[Interface dataset entries]
======

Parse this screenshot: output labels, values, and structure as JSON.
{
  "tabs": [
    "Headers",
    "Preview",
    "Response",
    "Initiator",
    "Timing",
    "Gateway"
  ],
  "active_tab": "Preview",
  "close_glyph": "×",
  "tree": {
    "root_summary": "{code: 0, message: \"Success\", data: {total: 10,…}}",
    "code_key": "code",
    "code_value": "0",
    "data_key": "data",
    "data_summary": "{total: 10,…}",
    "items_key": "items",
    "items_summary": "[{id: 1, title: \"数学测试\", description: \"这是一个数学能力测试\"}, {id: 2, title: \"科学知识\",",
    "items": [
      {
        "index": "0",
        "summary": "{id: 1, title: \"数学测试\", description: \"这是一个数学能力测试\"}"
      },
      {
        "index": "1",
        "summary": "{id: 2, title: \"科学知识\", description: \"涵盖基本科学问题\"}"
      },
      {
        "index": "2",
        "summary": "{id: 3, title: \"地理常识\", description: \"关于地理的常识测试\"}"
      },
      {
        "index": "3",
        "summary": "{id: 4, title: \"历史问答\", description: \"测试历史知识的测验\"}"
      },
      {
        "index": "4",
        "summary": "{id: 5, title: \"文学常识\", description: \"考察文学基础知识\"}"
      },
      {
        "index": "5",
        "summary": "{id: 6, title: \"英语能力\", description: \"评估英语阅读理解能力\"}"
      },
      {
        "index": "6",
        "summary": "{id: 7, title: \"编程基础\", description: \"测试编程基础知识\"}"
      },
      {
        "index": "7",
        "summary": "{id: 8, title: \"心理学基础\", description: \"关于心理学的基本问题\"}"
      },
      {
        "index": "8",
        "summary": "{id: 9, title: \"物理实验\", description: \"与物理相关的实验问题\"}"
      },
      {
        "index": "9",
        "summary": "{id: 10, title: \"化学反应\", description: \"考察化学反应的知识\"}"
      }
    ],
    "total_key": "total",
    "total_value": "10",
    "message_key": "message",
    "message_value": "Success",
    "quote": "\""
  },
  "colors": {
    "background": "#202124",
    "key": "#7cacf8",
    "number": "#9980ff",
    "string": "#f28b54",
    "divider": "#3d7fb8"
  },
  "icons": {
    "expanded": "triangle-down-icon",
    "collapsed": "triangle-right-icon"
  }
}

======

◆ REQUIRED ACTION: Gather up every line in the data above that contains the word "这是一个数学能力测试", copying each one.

◆ RESPONSE TO THE TASK:
    "items_summary": "[{id: 1, title: \"数学测试\", description: \"这是一个数学能力测试\"}, {id: 2, title: \"科学知识\",",
        "summary": "{id: 1, title: \"数学测试\", description: \"这是一个数学能力测试\"}"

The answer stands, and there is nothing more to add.